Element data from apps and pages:
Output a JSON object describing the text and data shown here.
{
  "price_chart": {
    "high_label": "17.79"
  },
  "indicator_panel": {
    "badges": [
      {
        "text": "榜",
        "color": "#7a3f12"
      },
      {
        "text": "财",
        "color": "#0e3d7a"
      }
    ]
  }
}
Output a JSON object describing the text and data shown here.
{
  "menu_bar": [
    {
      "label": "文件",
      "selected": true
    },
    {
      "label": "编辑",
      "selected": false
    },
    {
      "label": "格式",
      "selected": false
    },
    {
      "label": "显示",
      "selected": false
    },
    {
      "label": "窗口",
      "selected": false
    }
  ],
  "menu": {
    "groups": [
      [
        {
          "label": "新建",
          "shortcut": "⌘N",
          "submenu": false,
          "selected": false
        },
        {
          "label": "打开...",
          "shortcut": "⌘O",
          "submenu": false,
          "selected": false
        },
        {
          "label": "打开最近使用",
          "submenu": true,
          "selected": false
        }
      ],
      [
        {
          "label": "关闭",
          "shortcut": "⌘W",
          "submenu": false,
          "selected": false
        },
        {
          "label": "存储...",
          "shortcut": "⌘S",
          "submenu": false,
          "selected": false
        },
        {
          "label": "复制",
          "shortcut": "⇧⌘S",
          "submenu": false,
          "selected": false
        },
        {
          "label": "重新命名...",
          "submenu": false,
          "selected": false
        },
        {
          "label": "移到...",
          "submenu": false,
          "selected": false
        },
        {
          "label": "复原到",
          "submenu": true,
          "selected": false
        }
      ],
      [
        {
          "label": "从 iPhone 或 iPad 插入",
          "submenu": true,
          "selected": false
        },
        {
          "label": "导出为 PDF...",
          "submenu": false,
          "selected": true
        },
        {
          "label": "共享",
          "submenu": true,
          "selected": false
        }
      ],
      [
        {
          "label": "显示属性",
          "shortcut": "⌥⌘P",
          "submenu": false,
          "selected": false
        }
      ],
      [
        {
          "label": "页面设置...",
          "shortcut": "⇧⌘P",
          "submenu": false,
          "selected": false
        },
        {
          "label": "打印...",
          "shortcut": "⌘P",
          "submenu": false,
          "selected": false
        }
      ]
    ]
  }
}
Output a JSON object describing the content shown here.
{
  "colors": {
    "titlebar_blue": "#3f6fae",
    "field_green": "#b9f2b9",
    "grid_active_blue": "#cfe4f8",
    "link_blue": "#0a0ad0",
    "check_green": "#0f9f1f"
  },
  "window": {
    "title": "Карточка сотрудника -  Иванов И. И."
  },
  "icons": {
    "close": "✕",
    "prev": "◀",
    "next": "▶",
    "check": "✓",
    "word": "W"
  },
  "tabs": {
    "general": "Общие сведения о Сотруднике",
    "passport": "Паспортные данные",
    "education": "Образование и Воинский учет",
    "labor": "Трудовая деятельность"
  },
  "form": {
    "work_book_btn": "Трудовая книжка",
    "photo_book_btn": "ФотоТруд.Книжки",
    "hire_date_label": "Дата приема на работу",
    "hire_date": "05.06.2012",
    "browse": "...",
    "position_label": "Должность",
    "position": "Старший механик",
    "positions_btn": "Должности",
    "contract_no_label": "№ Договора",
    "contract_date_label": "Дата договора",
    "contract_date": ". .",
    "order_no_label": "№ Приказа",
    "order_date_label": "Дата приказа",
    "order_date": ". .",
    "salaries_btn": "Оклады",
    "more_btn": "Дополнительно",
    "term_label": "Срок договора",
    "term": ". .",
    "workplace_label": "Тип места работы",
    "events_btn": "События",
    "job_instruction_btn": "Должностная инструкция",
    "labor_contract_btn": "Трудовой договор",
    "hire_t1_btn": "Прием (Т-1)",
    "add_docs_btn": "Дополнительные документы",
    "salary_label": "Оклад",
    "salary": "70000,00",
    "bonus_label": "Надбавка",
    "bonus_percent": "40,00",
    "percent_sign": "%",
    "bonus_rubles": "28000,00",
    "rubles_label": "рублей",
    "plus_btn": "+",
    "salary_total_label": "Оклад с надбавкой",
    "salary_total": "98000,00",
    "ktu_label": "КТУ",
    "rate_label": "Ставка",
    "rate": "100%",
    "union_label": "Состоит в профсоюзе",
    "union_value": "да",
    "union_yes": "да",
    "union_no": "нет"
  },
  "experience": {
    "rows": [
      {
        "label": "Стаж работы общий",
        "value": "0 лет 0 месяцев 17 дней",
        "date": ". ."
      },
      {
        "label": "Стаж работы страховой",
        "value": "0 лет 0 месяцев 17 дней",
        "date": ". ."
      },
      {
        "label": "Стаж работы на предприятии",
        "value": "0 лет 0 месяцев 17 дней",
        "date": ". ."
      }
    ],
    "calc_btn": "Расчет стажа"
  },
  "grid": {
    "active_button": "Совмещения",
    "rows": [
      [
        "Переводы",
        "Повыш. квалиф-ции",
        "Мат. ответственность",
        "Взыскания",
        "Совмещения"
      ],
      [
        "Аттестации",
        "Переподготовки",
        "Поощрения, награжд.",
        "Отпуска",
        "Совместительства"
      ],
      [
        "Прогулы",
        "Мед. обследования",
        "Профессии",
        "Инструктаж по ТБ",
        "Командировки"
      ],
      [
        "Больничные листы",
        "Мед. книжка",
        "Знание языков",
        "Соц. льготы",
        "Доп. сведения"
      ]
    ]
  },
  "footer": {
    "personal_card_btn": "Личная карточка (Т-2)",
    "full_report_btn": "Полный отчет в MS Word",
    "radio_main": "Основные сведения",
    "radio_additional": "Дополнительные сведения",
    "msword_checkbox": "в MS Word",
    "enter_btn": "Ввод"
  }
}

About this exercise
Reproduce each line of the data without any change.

Finished task
Output a JSON object describing the text and data shown here.
{
  "price_chart": {
    "high_label": "17.79"
  },
  "indicator_panel": {
    "badges": [
      {
        "text": "榜",
        "color": "#7a3f12"
      },
      {
        "text": "财",
        "color": "#0e3d7a"
      }
    ]
  }
}
Output a JSON object describing the text and data shown here.
{
  "menu_bar": [
    {
      "label": "文件",
      "selected": true
    },
    {
      "label": "编辑",
      "selected": false
    },
    {
      "label": "格式",
      "selected": false
    },
    {
      "label": "显示",
      "selected": false
    },
    {
      "label": "窗口",
      "selected": false
    }
  ],
  "menu": {
    "groups": [
      [
        {
          "label": "新建",
          "shortcut": "⌘N",
          "submenu": false,
          "selected": false
        },
        {
          "label": "打开...",
          "shortcut": "⌘O",
          "submenu": false,
          "selected": false
        },
        {
          "label": "打开最近使用",
          "submenu": true,
          "selected": false
        }
      ],
      [
        {
          "label": "关闭",
          "shortcut": "⌘W",
          "submenu": false,
          "selected": false
        },
        {
          "label": "存储...",
          "shortcut": "⌘S",
          "submenu": false,
          "selected": false
        },
        {
          "label": "复制",
          "shortcut": "⇧⌘S",
          "submenu": false,
          "selected": false
        },
        {
          "label": "重新命名...",
          "submenu": false,
          "selected": false
        },
        {
          "label": "移到...",
          "submenu": false,
          "selected": false
        },
        {
          "label": "复原到",
          "submenu": true,
          "selected": false
        }
      ],
      [
        {
          "label": "从 iPhone 或 iPad 插入",
          "submenu": true,
          "selected": false
        },
        {
          "label": "导出为 PDF...",
          "submenu": false,
          "selected": true
        },
        {
          "label": "共享",
          "submenu": true,
          "selected": false
        }
      ],
      [
        {
          "label": "显示属性",
          "shortcut": "⌥⌘P",
          "submenu": false,
          "selected": false
        }
      ],
      [
        {
          "label": "页面设置...",
          "shortcut": "⇧⌘P",
          "submenu": false,
          "selected": false
        },
        {
          "label": "打印...",
          "shortcut": "⌘P",
          "submenu": false,
          "selected": false
        }
      ]
    ]
  }
}
Output a JSON object describing the content shown here.
{
  "colors": {
    "titlebar_blue": "#3f6fae",
    "field_green": "#b9f2b9",
    "grid_active_blue": "#cfe4f8",
    "link_blue": "#0a0ad0",
    "check_green": "#0f9f1f"
  },
  "window": {
    "title": "Карточка сотрудника -  Иванов И. И."
  },
  "icons": {
    "close": "✕",
    "prev": "◀",
    "next": "▶",
    "check": "✓",
    "word": "W"
  },
  "tabs": {
    "general": "Общие сведения о Сотруднике",
    "passport": "Паспортные данные",
    "education": "Образование и Воинский учет",
    "labor": "Трудовая деятельность"
  },
  "form": {
    "work_book_btn": "Трудовая книжка",
    "photo_book_btn": "ФотоТруд.Книжки",
    "hire_date_label": "Дата приема на работу",
    "hire_date": "05.06.2012",
    "browse": "...",
    "position_label": "Должность",
    "position": "Старший механик",
    "positions_btn": "Должности",
    "contract_no_label": "№ Договора",
    "contract_date_label": "Дата договора",
    "contract_date": ". .",
    "order_no_label": "№ Приказа",
    "order_date_label": "Дата приказа",
    "order_date": ". .",
    "salaries_btn": "Оклады",
    "more_btn": "Дополнительно",
    "term_label": "Срок договора",
    "term": ". .",
    "workplace_label": "Тип места работы",
    "events_btn": "События",
    "job_instruction_btn": "Должностная инструкция",
    "labor_contract_btn": "Трудовой договор",
    "hire_t1_btn": "Прием (Т-1)",
    "add_docs_btn": "Дополнительные документы",
    "salary_label": "Оклад",
    "salary": "70000,00",
    "bonus_label": "Надбавка",
    "bonus_percent": "40,00",
    "percent_sign": "%",
    "bonus_rubles": "28000,00",
    "rubles_label": "рублей",
    "plus_btn": "+",
    "salary_total_label": "Оклад с надбавкой",
    "salary_total": "98000,00",
    "ktu_label": "КТУ",
    "rate_label": "Ставка",
    "rate": "100%",
    "union_label": "Состоит в профсоюзе",
    "union_value": "да",
    "union_yes": "да",
    "union_no": "нет"
  },
  "experience": {
    "rows": [
      {
        "label": "Стаж работы общий",
        "value": "0 лет 0 месяцев 17 дней",
        "date": ". ."
      },
      {
        "label": "Стаж работы страховой",
        "value": "0 лет 0 месяцев 17 дней",
        "date": ". ."
      },
      {
        "label": "Стаж работы на предприятии",
        "value": "0 лет 0 месяцев 17 дней",
        "date": ". ."
      }
    ],
    "calc_btn": "Расчет стажа"
  },
  "grid": {
    "active_button": "Совмещения",
    "rows": [
      [
        "Переводы",
        "Повыш. квалиф-ции",
        "Мат. ответственность",
        "Взыскания",
        "Совмещения"
      ],
      [
        "Аттестации",
        "Переподготовки",
        "Поощрения, награжд.",
        "Отпуска",
        "Совместительства"
      ],
      [
        "Прогулы",
        "Мед. обследования",
        "Профессии",
        "Инструктаж по ТБ",
        "Командировки"
      ],
      [
        "Больничные листы",
        "Мед. книжка",
        "Знание языков",
        "Соц. льготы",
        "Доп. сведения"
      ]
    ]
  },
  "footer": {
    "personal_card_btn": "Личная карточка (Т-2)",
    "full_report_btn": "Полный отчет в MS Word",
    "radio_main": "Основные сведения",
    "radio_additional": "Дополнительные сведения",
    "msword_checkbox": "в MS Word",
    "enter_btn": "Ввод"
  }
}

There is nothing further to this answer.